Task objective: Copy out, from the entries below, each line holding the string "views".

Data for this exercise:
--- --- ---
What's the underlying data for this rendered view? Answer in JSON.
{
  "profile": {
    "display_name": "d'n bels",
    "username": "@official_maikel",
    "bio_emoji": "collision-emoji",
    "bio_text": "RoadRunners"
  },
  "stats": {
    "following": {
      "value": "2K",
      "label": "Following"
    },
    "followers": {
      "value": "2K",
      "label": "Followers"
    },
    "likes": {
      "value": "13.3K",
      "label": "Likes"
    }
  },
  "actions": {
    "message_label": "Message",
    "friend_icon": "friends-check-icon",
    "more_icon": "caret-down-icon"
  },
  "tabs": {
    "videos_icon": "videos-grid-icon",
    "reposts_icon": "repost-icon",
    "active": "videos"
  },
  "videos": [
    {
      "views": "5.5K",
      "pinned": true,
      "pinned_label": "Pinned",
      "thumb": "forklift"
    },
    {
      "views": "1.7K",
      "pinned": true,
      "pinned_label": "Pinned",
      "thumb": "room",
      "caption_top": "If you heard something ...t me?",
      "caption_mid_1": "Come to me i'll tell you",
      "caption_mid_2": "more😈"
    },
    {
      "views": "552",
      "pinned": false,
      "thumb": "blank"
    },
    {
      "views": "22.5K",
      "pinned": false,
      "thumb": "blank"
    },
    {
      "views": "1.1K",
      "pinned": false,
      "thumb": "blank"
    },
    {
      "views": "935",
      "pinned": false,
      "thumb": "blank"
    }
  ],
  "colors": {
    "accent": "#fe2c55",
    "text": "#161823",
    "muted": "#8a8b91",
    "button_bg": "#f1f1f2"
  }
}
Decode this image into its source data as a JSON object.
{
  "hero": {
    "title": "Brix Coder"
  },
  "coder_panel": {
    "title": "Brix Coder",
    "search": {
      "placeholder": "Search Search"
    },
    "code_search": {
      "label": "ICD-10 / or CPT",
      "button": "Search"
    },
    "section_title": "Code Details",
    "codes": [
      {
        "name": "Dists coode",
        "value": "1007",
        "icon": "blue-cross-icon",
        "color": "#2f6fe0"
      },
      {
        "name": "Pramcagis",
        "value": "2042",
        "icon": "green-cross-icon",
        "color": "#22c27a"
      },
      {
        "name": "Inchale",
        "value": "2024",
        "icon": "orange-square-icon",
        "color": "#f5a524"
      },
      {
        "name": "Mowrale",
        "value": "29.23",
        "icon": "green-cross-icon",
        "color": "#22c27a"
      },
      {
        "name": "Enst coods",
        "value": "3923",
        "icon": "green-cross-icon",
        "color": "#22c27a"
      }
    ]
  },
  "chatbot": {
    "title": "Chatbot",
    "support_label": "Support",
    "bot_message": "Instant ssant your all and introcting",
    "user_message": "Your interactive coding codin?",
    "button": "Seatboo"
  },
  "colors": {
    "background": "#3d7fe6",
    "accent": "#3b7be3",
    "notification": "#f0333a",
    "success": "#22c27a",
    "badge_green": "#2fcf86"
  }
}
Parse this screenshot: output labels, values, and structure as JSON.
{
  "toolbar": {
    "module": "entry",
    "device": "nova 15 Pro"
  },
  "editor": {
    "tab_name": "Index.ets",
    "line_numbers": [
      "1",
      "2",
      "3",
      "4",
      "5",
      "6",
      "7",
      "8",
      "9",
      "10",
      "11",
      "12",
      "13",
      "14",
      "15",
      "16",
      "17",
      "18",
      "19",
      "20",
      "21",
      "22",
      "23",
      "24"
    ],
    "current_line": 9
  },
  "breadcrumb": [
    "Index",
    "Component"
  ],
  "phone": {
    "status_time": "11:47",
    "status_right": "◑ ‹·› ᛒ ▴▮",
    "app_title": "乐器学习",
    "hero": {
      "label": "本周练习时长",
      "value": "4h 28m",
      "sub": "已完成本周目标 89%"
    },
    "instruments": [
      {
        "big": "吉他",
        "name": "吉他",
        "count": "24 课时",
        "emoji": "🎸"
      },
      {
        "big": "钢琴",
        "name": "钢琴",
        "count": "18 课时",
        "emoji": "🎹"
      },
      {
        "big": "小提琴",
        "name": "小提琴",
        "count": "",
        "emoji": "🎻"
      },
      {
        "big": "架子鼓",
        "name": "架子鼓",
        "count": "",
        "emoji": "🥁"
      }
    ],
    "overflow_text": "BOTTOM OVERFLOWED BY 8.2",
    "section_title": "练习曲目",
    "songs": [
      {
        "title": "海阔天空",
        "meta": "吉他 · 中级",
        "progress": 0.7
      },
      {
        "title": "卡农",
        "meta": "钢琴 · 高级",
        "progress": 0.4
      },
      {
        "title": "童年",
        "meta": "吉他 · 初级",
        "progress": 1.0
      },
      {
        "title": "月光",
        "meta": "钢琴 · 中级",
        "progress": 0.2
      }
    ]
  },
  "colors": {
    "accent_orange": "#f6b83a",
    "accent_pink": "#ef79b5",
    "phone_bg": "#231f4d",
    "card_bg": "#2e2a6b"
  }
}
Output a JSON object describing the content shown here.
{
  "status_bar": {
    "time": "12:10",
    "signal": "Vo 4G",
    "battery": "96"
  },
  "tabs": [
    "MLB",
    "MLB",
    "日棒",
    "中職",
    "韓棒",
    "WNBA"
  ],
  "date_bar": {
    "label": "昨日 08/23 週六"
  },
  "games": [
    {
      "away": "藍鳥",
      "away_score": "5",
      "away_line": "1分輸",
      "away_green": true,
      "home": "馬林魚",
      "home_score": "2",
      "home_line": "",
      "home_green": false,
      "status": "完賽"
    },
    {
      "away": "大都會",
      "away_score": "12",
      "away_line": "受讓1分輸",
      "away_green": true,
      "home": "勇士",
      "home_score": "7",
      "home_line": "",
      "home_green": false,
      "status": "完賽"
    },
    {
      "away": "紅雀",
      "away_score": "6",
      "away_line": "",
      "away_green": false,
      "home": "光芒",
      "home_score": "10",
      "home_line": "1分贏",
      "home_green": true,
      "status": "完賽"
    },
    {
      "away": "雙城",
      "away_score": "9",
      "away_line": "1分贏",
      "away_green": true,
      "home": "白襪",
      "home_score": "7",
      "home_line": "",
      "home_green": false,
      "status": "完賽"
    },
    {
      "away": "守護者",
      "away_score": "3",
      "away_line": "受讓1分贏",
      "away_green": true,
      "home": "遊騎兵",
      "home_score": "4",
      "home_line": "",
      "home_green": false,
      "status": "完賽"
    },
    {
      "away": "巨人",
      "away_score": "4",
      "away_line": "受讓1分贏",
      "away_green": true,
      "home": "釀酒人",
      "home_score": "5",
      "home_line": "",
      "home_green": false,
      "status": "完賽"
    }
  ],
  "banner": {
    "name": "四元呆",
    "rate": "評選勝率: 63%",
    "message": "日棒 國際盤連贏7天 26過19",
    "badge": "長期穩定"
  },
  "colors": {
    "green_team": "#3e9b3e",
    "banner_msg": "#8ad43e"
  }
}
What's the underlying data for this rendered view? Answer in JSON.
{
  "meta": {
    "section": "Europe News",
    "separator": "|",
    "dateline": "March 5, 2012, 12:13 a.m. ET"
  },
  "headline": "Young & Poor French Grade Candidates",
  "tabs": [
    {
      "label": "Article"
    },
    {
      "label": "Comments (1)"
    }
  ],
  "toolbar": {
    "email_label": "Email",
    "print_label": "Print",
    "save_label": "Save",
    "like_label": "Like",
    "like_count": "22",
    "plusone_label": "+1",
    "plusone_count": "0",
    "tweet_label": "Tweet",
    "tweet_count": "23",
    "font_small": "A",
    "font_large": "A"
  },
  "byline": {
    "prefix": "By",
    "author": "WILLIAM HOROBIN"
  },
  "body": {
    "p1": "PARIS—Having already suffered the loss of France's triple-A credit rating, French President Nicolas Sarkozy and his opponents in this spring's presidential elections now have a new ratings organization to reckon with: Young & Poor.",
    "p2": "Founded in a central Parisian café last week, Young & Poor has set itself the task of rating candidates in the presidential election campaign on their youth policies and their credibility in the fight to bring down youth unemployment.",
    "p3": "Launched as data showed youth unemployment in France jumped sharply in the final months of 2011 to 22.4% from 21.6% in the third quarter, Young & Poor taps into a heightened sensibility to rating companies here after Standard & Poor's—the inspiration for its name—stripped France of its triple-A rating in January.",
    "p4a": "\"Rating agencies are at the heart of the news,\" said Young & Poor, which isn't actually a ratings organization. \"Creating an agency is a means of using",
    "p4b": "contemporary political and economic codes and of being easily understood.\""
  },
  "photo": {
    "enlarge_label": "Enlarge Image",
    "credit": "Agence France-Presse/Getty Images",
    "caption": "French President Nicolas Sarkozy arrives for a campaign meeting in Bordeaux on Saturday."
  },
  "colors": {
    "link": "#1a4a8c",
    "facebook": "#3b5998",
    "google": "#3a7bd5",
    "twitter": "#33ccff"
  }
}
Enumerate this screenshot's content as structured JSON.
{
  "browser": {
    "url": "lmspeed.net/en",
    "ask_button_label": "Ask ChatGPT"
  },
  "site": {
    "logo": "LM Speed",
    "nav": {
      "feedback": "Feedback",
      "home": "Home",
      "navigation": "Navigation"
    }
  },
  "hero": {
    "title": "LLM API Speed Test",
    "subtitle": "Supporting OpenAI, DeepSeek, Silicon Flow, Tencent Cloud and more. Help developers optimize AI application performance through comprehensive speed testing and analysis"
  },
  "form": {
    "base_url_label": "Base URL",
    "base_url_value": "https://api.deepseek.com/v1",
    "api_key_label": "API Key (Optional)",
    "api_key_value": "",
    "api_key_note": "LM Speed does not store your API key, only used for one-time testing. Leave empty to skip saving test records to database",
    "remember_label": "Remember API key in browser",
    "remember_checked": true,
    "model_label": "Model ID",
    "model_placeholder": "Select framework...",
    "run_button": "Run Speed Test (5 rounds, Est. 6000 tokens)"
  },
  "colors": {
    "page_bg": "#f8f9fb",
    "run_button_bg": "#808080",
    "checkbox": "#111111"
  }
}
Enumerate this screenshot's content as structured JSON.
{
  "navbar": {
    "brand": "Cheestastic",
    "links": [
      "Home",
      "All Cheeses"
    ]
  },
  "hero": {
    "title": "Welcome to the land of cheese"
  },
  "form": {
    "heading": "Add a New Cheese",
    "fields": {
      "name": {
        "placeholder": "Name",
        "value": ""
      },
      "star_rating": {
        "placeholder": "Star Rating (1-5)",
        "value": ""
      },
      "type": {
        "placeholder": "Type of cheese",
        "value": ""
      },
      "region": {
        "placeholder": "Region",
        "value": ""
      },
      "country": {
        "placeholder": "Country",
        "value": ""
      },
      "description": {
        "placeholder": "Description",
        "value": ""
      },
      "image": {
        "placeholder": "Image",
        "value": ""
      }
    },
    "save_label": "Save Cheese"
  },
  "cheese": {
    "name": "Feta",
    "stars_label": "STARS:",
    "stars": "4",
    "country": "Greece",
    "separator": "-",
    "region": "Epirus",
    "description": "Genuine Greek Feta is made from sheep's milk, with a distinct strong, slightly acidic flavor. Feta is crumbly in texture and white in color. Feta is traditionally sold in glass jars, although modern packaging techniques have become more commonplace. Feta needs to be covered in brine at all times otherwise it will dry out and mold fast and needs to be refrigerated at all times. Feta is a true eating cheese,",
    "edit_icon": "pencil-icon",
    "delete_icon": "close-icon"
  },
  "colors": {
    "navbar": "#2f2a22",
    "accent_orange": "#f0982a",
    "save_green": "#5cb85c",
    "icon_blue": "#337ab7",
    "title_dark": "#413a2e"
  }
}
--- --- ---
Answer section:
      "views": "5.5K",
      "views": "1.7K",
      "views": "552",
      "views": "22.5K",
      "views": "1.1K",
      "views": "935",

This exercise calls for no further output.